At least six were killed and some 20 injured when Bolivian army and National Police opened fire on protesters demanding the reinstatement of deposed president Evo Morales in the working-class city of El Alto. Protesters had been blockading the entrance to Senkata gasworks and oil refinery in the city for three days on Nov. 19, when troops backed up by armored vehicles attempted to clear the gates, allowing tanker-trucks through to supply gasoline to La Paz. Bolivia’s official rights agency, the Defensoría del Pueblo, confirmed the death of three in the incident, but local media are putting the toll as high as eight.
Newly appointed de facto Defense Minister Luis Fernando López denied that has troops had “fired a single bullet.”
The blockade of the Senkata plant, run by state company YPFB, has caused fuel shortages in La Paz, and cut-backs in public transport. The hydrocarbons minister, Víctor Hugo Zamora, also appointed by the new de facto regime, appeared to justify the violence, saying, “Except for use of the gas, we seek to avoid aggression.” (Excepto el uso de gases, pedimos que se evite la agresión.) (Pagina12, Argentina, Nov. 21; Pagina12, InfoBae, Argentina, Ambito, Argentina, EuropaPress, Spain, Nov. 19; Eju!, Santa Cruz, Nov. 15)
Tensions have been mounting in El Alto, a stronghold of support for Evo Morales. The night before the clash at Senkata, presumed Morales supporters set fire to the city’s municipal building and the home of Mayor Soledad Chapetón, an Aymara woman elected in 2015 as El Alto’s first female mayor—but with the opposition Unidad Nacional party. (La Razón, La Paz, Nov. 19; Pagina Siete, La Paz, Nov. 16) After the blockade was broken at Senkata, El Alto’s Federation of Neighborhood Committees (FEJUVE) announced an occupation of Bolivia’s international airport, which is in the city. (Los Tiempos, Cochabamba, Nov. 20)
Several other protests demanding Morales’ reinstatement have been reported from across Bolivia. Campesinos blocked the main road through Cornelio Saavedra province of Potosí department for several days, halting all traffic to the southern city of Sucre. They agreed to lift the blockade Nov. 20, pending outcome of a regional campesino assembly to decide on the proper tactics to press their demands. (Correo del Sur, Sucre, Nov. 20)
De facto interim president Jeanine Añez on Nov. 20 submitted a bill calling for new elections, although an actual date for new polls was not included in the proposal. The bill calls for a “credible and professional” election body “in order to pacify the country and redirect democratic institutionality.” Even after the resignation of several of his supporters following the transfer of power on Nov. 10, Morales’ Movement Toward Socialism (MAS) continues to hold a majority in both houses of the Plurinational Legislative Assembly. However, the MAS appears itself divided on whether to accede to new elections.

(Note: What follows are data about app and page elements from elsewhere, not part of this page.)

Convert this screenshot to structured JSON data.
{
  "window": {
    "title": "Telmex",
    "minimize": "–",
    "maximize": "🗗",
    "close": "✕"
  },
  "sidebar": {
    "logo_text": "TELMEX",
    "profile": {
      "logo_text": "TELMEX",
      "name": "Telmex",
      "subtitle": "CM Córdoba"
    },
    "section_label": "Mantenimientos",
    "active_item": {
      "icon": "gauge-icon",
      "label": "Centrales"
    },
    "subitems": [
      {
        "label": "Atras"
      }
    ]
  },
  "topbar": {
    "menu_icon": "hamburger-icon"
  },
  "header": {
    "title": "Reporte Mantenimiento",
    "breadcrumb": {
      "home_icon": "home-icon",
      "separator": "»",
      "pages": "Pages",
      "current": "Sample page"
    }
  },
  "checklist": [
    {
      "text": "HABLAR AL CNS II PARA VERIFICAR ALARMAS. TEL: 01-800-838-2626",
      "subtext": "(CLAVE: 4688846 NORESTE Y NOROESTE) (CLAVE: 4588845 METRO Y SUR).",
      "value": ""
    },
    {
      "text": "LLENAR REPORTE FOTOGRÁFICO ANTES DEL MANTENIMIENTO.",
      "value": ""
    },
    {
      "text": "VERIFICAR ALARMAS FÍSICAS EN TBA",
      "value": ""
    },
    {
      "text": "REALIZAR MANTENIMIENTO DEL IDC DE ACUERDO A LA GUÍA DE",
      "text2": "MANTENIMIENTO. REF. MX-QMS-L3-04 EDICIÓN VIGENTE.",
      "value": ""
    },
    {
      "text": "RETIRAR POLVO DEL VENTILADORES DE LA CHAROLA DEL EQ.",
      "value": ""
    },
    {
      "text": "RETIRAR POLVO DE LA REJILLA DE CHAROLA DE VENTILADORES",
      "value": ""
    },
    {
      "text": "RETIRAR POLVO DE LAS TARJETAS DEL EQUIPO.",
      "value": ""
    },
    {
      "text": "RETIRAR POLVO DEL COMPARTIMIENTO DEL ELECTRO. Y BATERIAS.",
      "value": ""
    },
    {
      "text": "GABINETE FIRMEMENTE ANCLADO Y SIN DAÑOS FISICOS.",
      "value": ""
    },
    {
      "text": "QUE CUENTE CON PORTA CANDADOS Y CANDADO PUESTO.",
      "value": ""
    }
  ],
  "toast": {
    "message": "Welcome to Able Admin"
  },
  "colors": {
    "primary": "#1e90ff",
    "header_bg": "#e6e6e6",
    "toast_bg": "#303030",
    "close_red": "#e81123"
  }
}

In response to the violence in El Alto, MAS lawmaker Monica Eva Copa Murga called on both the military and supporters of her own party to demobilize. “We do not want more deaths, we do not want more blood,” she said, flanked by other MAS lawmakers. (Reuters, AP, Nov. 20; Reuters, Nov. 19)
From Mexican exile, Morales invoked Añez and two of his key opponents in a tweet (our translation): “The dictatorship of Áñez, Camacho and Mesa has already caused 30 deaths and dozens of injuries in repression by the Police and Armed Forces. I have called upon the CIDH [Inter-American Human Rights Commission] and the UN to denounce and stop this massacre of indigenous brothers who ask for peace, democracy and respect for life in the streets.”
The Defensoría del Pueblo (still led by Morales appointee Nadia Cruz) maintains a count on its website of deaths in the conflict, now standing at 32—but since the contested elections of Oct. 21, not since the removal of Morales on Nov. 10.
Photo via Carwil Bjork-James